Epiphany: a lesser known tradition

Caitlyn Feay, Staff Writer, Editor

On Jan. 6, the holiday Epiphany begins. It is also known as The Feast of the Epiphany, or Little Christmas. In my family, we call it Little Christmas. This is specifically a public Italian holiday, but it can be celebrated by anyone. Most people who don’t celebrate this holiday believe Christmas ends after Dec. 25, but Italians, like me, will disagree since we know that in 12 more days, Little Christmas will be celebrated. 

To recall Epiphany, it’s a story where the Three Wise Men travel to Jesus. They brought three specific gifts to him: gold, frankincense, and myrrh. These are meant to symbolize different things, with gold showing he’s the king of all kings, frankincense representing his purity, and myrrh to remove evil spirits. 

We celebrate this holiday on Jan. 6 because it took 12 days for the Wise Men to travel. Celebrators of the holiday receive gifts in their stockings and traditionally get nuts, oranges, candy, toys, and coins. For my family, we also receive torrone candy (Italian nougat), specifically in orange, vanilla, and lemon. 

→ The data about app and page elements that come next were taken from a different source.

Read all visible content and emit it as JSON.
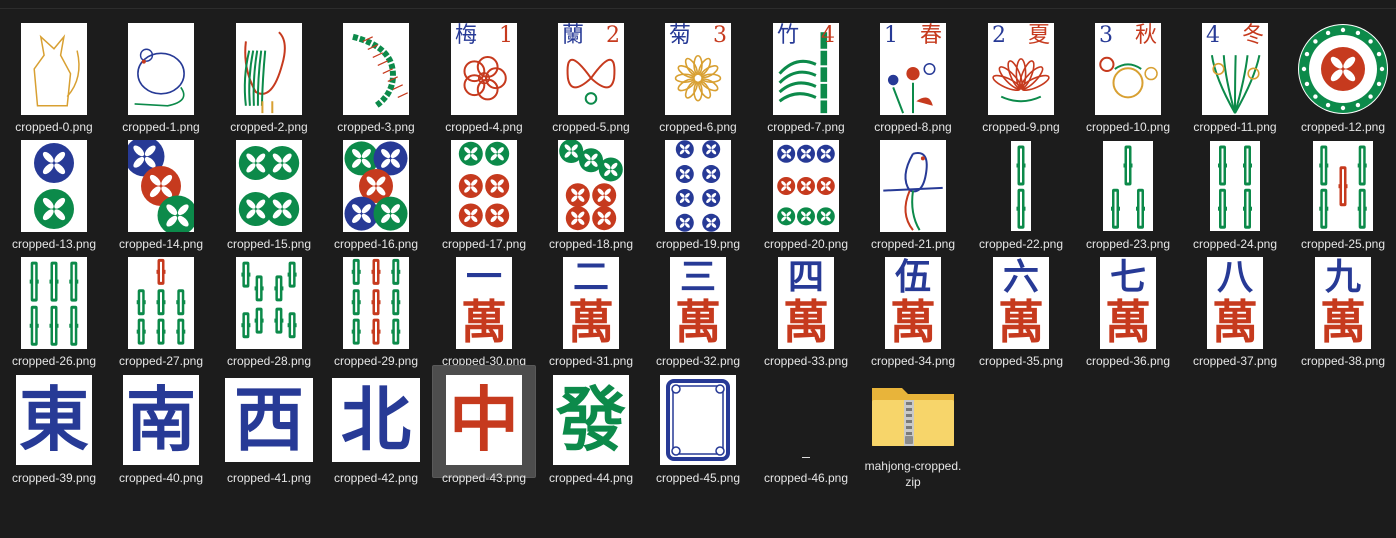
{
  "colors": {
    "red": "#c63a1e",
    "green": "#0c8a4a",
    "blue": "#273a96",
    "gold": "#d8a032"
  },
  "items": [
    {
      "name": "cropped-0.png",
      "kind": "image",
      "motif": "cat-icon"
    },
    {
      "name": "cropped-1.png",
      "kind": "image",
      "motif": "mouse-icon"
    },
    {
      "name": "cropped-2.png",
      "kind": "image",
      "motif": "rooster-icon"
    },
    {
      "name": "cropped-3.png",
      "kind": "image",
      "motif": "centipede-icon"
    },
    {
      "name": "cropped-4.png",
      "kind": "flower",
      "char": "梅",
      "num": "1",
      "numColor": "red",
      "motif": "plum-blossom-icon"
    },
    {
      "name": "cropped-5.png",
      "kind": "flower",
      "char": "蘭",
      "num": "2",
      "numColor": "red",
      "motif": "orchid-icon"
    },
    {
      "name": "cropped-6.png",
      "kind": "flower",
      "char": "菊",
      "num": "3",
      "numColor": "red",
      "motif": "chrysanthemum-icon"
    },
    {
      "name": "cropped-7.png",
      "kind": "flower",
      "char": "竹",
      "num": "4",
      "numColor": "red",
      "motif": "bamboo-plant-icon"
    },
    {
      "name": "cropped-8.png",
      "kind": "season",
      "char": "春",
      "num": "1",
      "motif": "spring-flowers-icon"
    },
    {
      "name": "cropped-9.png",
      "kind": "season",
      "char": "夏",
      "num": "2",
      "motif": "lotus-icon"
    },
    {
      "name": "cropped-10.png",
      "kind": "season",
      "char": "秋",
      "num": "3",
      "motif": "autumn-fruit-icon"
    },
    {
      "name": "cropped-11.png",
      "kind": "season",
      "char": "冬",
      "num": "4",
      "motif": "winter-plant-icon"
    },
    {
      "name": "cropped-12.png",
      "kind": "dot1",
      "motif": "one-circle-icon"
    },
    {
      "name": "cropped-13.png",
      "kind": "dots",
      "n": 2,
      "motif": "circles-icon"
    },
    {
      "name": "cropped-14.png",
      "kind": "dots",
      "n": 3,
      "motif": "circles-icon"
    },
    {
      "name": "cropped-15.png",
      "kind": "dots",
      "n": 4,
      "motif": "circles-icon"
    },
    {
      "name": "cropped-16.png",
      "kind": "dots",
      "n": 5,
      "motif": "circles-icon"
    },
    {
      "name": "cropped-17.png",
      "kind": "dots",
      "n": 6,
      "motif": "circles-icon"
    },
    {
      "name": "cropped-18.png",
      "kind": "dots",
      "n": 7,
      "motif": "circles-icon"
    },
    {
      "name": "cropped-19.png",
      "kind": "dots",
      "n": 8,
      "motif": "circles-icon"
    },
    {
      "name": "cropped-20.png",
      "kind": "dots",
      "n": 9,
      "motif": "circles-icon"
    },
    {
      "name": "cropped-21.png",
      "kind": "image",
      "motif": "bird-icon"
    },
    {
      "name": "cropped-22.png",
      "kind": "bamboo",
      "n": 2,
      "motif": "bamboo-sticks-icon"
    },
    {
      "name": "cropped-23.png",
      "kind": "bamboo",
      "n": 3,
      "motif": "bamboo-sticks-icon"
    },
    {
      "name": "cropped-24.png",
      "kind": "bamboo",
      "n": 4,
      "motif": "bamboo-sticks-icon"
    },
    {
      "name": "cropped-25.png",
      "kind": "bamboo",
      "n": 5,
      "motif": "bamboo-sticks-icon"
    },
    {
      "name": "cropped-26.png",
      "kind": "bamboo",
      "n": 6,
      "motif": "bamboo-sticks-icon"
    },
    {
      "name": "cropped-27.png",
      "kind": "bamboo",
      "n": 7,
      "motif": "bamboo-sticks-icon"
    },
    {
      "name": "cropped-28.png",
      "kind": "bamboo",
      "n": 8,
      "motif": "bamboo-sticks-icon"
    },
    {
      "name": "cropped-29.png",
      "kind": "bamboo",
      "n": 9,
      "motif": "bamboo-sticks-icon"
    },
    {
      "name": "cropped-30.png",
      "kind": "wan",
      "num": "一",
      "top": "一",
      "bottom": "萬",
      "motif": "character-tile-icon"
    },
    {
      "name": "cropped-31.png",
      "kind": "wan",
      "num": "二",
      "top": "二",
      "bottom": "萬",
      "motif": "character-tile-icon"
    },
    {
      "name": "cropped-32.png",
      "kind": "wan",
      "num": "三",
      "top": "三",
      "bottom": "萬",
      "motif": "character-tile-icon"
    },
    {
      "name": "cropped-33.png",
      "kind": "wan",
      "num": "四",
      "top": "四",
      "bottom": "萬",
      "motif": "character-tile-icon"
    },
    {
      "name": "cropped-34.png",
      "kind": "wan",
      "num": "伍",
      "top": "伍",
      "bottom": "萬",
      "motif": "character-tile-icon"
    },
    {
      "name": "cropped-35.png",
      "kind": "wan",
      "num": "六",
      "top": "六",
      "bottom": "萬",
      "motif": "character-tile-icon"
    },
    {
      "name": "cropped-36.png",
      "kind": "wan",
      "num": "七",
      "top": "七",
      "bottom": "萬",
      "motif": "character-tile-icon"
    },
    {
      "name": "cropped-37.png",
      "kind": "wan",
      "num": "八",
      "top": "八",
      "bottom": "萬",
      "motif": "character-tile-icon"
    },
    {
      "name": "cropped-38.png",
      "kind": "wan",
      "num": "九",
      "top": "九",
      "bottom": "萬",
      "motif": "character-tile-icon"
    },
    {
      "name": "cropped-39.png",
      "kind": "big",
      "char": "東",
      "color": "blue",
      "motif": "east-wind-icon"
    },
    {
      "name": "cropped-40.png",
      "kind": "big",
      "char": "南",
      "color": "blue",
      "motif": "south-wind-icon"
    },
    {
      "name": "cropped-41.png",
      "kind": "big",
      "char": "西",
      "color": "blue",
      "motif": "west-wind-icon"
    },
    {
      "name": "cropped-42.png",
      "kind": "big",
      "char": "北",
      "color": "blue",
      "motif": "north-wind-icon"
    },
    {
      "name": "cropped-43.png",
      "kind": "big",
      "char": "中",
      "color": "red",
      "motif": "red-dragon-icon",
      "selected": true
    },
    {
      "name": "cropped-44.png",
      "kind": "big",
      "char": "發",
      "color": "green",
      "motif": "green-dragon-icon"
    },
    {
      "name": "cropped-45.png",
      "kind": "frame",
      "motif": "white-dragon-icon"
    },
    {
      "name": "cropped-46.png",
      "kind": "blank",
      "motif": "blank-image-icon"
    },
    {
      "name": "mahjong-cropped.zip",
      "kind": "zip",
      "motif": "zip-folder-icon"
    }
  ]
}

The tradition for us and others is not filling our Christmas stockings until the evening of Jan. 5, and opening them the following day. My family will go through the stockings first thing in the morning to make time for our other tasks. We also may have multiple stockings for each other and our pets. These stockings for all Italians are filled by La Befana, a good Italian lady witch. She is like an Italian Santa Claus.  

The Legend of La Befana is that she was sweeping her cottage during the time of the Wise Men traveling. “She was paid a visit by the Three Kings… They asked Befana for directions.” She ended up hosting them at her home, since the men had been traveling awhile. They asked if she wanted to join, but she declined. The next day after the Wise Men left, she realized she wanted to go and grabbed a broom and gifts for the child, but couldn’t catch up with them in time.

Italians say she is still trying to find the child, but bears gifts for nice children. Like Santa, she will also drop off things for naughty children like coal, garlic, onions, or even straw from her broom. She is also known to put some items in different shoes. Befana will wear a shawl covered with chimney soot, since that is her main entry point, and will sweep the house as an ode to “clearing out the old just as the new year is dawning.” 

Epiphany becomes more popular as the years go on, as in the new “The Santa Clauses” (Nov. 16, 2022) series streaming on Disney+, where the Italian witch (performed by Laura San Giacomo) appears in three of the six episodes. This was really exciting for my family to see, as Italians have received more representation for this holiday. 

As this soon-to-be celebrated holiday approaches, hopefully more will get to celebrate this historical holiday, and enjoy what it has to offer. Merry Little Christmas.